EXERCISE DIRECTIONS: Would you return every entry below exactly as written, without its images?

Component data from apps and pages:
+-------+

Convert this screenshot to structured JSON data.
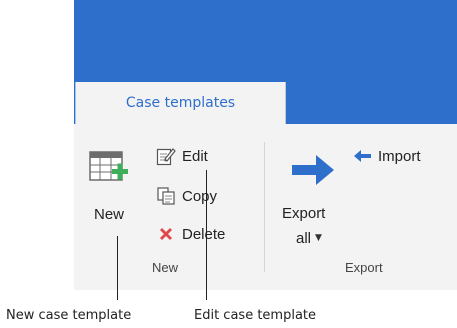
{
  "ribbon": {
    "tab_label": "Case templates",
    "groups": {
      "new": {
        "label": "New",
        "new_button": "New",
        "edit_button": "Edit",
        "copy_button": "Copy",
        "delete_button": "Delete"
      },
      "export": {
        "label": "Export",
        "export_all_line1": "Export",
        "export_all_line2": "all",
        "import_button": "Import"
      }
    }
  },
  "callouts": {
    "new": "New case template",
    "edit": "Edit case template"
  },
  "colors": {
    "accent": "#2e6fcc",
    "delete_red": "#e0474c",
    "add_green": "#3fae5a"
  }
}
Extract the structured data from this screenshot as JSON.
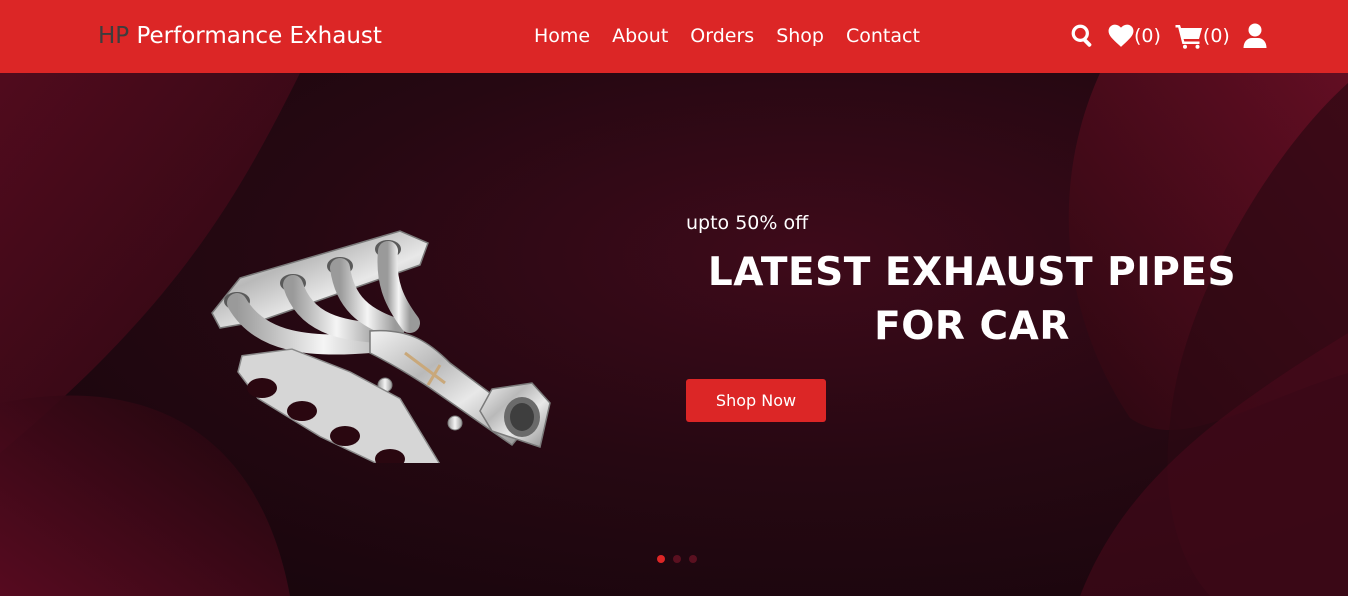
{
  "brand": {
    "mark": "HP",
    "name": " Performance Exhaust"
  },
  "nav": {
    "items": [
      {
        "label": "Home"
      },
      {
        "label": "About"
      },
      {
        "label": "Orders"
      },
      {
        "label": "Shop"
      },
      {
        "label": "Contact"
      }
    ]
  },
  "icons": {
    "search": "search-icon",
    "wishlist": "heart-icon",
    "cart": "cart-icon",
    "account": "user-icon"
  },
  "counts": {
    "wishlist": "(0)",
    "cart": "(0)"
  },
  "hero": {
    "offer": "upto 50% off",
    "title": "LATEST EXHAUST PIPES FOR CAR",
    "cta": "Shop Now",
    "slides": 3,
    "active_slide": 1
  },
  "colors": {
    "accent": "#dc2626",
    "brand_mark": "#3d3d3d",
    "hero_dark": "#1a0810",
    "hero_maroon": "#6b0f24"
  }
}
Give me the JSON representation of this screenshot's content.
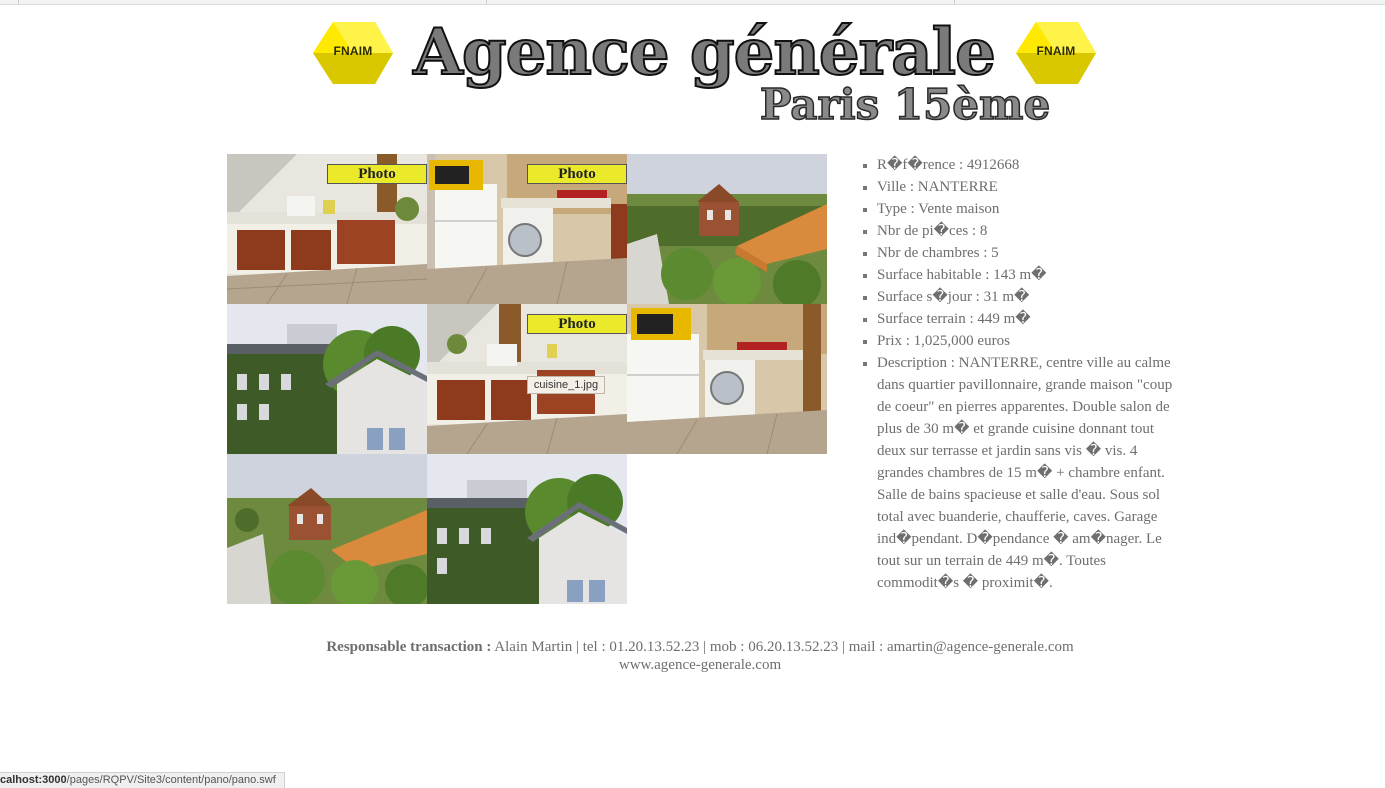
{
  "header": {
    "badge_left": "FNAIM",
    "badge_right": "FNAIM",
    "title": "Agence générale",
    "subtitle": "Paris 15ème"
  },
  "gallery": {
    "tiles": [
      {
        "scene": "kitchen-counter",
        "tag": "Photo"
      },
      {
        "scene": "kitchen-appliances",
        "tag": "Photo"
      },
      {
        "scene": "garden-roofs",
        "tag": ""
      },
      {
        "scene": "ivy-house",
        "tag": ""
      },
      {
        "scene": "kitchen-counter",
        "tag": "Photo"
      },
      {
        "scene": "kitchen-appliances",
        "tag": ""
      },
      {
        "scene": "garden-roofs",
        "tag": ""
      },
      {
        "scene": "ivy-house",
        "tag": ""
      }
    ],
    "tooltip": "cuisine_1.jpg"
  },
  "details": [
    "R�f�rence : 4912668",
    "Ville : NANTERRE",
    "Type : Vente maison",
    "Nbr de pi�ces : 8",
    "Nbr de chambres : 5",
    "Surface habitable : 143 m�",
    "Surface s�jour : 31 m�",
    "Surface terrain : 449 m�",
    "Prix : 1,025,000 euros",
    "Description : NANTERRE, centre ville au calme dans quartier pavillonnaire, grande maison \"coup de coeur\" en pierres apparentes. Double salon de plus de 30 m� et grande cuisine donnant tout deux sur terrasse et jardin sans vis � vis. 4 grandes chambres de 15 m� + chambre enfant. Salle de bains spacieuse et salle d'eau. Sous sol total avec buanderie, chaufferie, caves. Garage ind�pendant. D�pendance � am�nager. Le tout sur un terrain de 449 m�. Toutes commodit�s � proximit�."
  ],
  "footer": {
    "contact_label": "Responsable transaction :",
    "contact_text": "Alain Martin | tel : 01.20.13.52.23 | mob : 06.20.13.52.23 | mail : amartin@agence-generale.com",
    "website": "www.agence-generale.com"
  },
  "status_bar": {
    "host": "calhost:3000",
    "path": "/pages/RQPV/Site3/content/pano/pano.swf"
  },
  "colors": {
    "badge_yellow": "#f2e600",
    "photo_tag": "#eaea2a",
    "text": "#6e6e6e"
  }
}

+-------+

RESPONSE TO THIS TASK:
Convert this screenshot to structured JSON data.
{
  "ribbon": {
    "tab_label": "Case templates",
    "groups": {
      "new": {
        "label": "New",
        "new_button": "New",
        "edit_button": "Edit",
        "copy_button": "Copy",
        "delete_button": "Delete"
      },
      "export": {
        "label": "Export",
        "export_all_line1": "Export",
        "export_all_line2": "all",
        "import_button": "Import"
      }
    }
  },
  "callouts": {
    "new": "New case template",
    "edit": "Edit case template"
  },
  "colors": {
    "accent": "#2e6fcc",
    "delete_red": "#e0474c",
    "add_green": "#3fae5a"
  }
}
Extract the structured data from this screenshot as JSON.
{
  "brand": {
    "mark": "HP",
    "name": " Performance Exhaust"
  },
  "nav": {
    "items": [
      {
        "label": "Home"
      },
      {
        "label": "About"
      },
      {
        "label": "Orders"
      },
      {
        "label": "Shop"
      },
      {
        "label": "Contact"
      }
    ]
  },
  "icons": {
    "search": "search-icon",
    "wishlist": "heart-icon",
    "cart": "cart-icon",
    "account": "user-icon"
  },
  "counts": {
    "wishlist": "(0)",
    "cart": "(0)"
  },
  "hero": {
    "offer": "upto 50% off",
    "title": "LATEST EXHAUST PIPES FOR CAR",
    "cta": "Shop Now",
    "slides": 3,
    "active_slide": 1
  },
  "colors": {
    "accent": "#dc2626",
    "brand_mark": "#3d3d3d",
    "hero_dark": "#1a0810",
    "hero_maroon": "#6b0f24"
  }
}
Give me the JSON representation of this screenshot's content.
{
  "header": {
    "badge_left": "FNAIM",
    "badge_right": "FNAIM",
    "title": "Agence générale",
    "subtitle": "Paris 15ème"
  },
  "gallery": {
    "tiles": [
      {
        "scene": "kitchen-counter",
        "tag": "Photo"
      },
      {
        "scene": "kitchen-appliances",
        "tag": "Photo"
      },
      {
        "scene": "garden-roofs",
        "tag": ""
      },
      {
        "scene": "ivy-house",
        "tag": ""
      },
      {
        "scene": "kitchen-counter",
        "tag": "Photo"
      },
      {
        "scene": "kitchen-appliances",
        "tag": ""
      },
      {
        "scene": "garden-roofs",
        "tag": ""
      },
      {
        "scene": "ivy-house",
        "tag": ""
      }
    ],
    "tooltip": "cuisine_1.jpg"
  },
  "details": [
    "R�f�rence : 4912668",
    "Ville : NANTERRE",
    "Type : Vente maison",
    "Nbr de pi�ces : 8",
    "Nbr de chambres : 5",
    "Surface habitable : 143 m�",
    "Surface s�jour : 31 m�",
    "Surface terrain : 449 m�",
    "Prix : 1,025,000 euros",
    "Description : NANTERRE, centre ville au calme dans quartier pavillonnaire, grande maison \"coup de coeur\" en pierres apparentes. Double salon de plus de 30 m� et grande cuisine donnant tout deux sur terrasse et jardin sans vis � vis. 4 grandes chambres de 15 m� + chambre enfant. Salle de bains spacieuse et salle d'eau. Sous sol total avec buanderie, chaufferie, caves. Garage ind�pendant. D�pendance � am�nager. Le tout sur un terrain de 449 m�. Toutes commodit�s � proximit�."
  ],
  "footer": {
    "contact_label": "Responsable transaction :",
    "contact_text": "Alain Martin | tel : 01.20.13.52.23 | mob : 06.20.13.52.23 | mail : amartin@agence-generale.com",
    "website": "www.agence-generale.com"
  },
  "status_bar": {
    "host": "calhost:3000",
    "path": "/pages/RQPV/Site3/content/pano/pano.swf"
  },
  "colors": {
    "badge_yellow": "#f2e600",
    "photo_tag": "#eaea2a",
    "text": "#6e6e6e"
  }
}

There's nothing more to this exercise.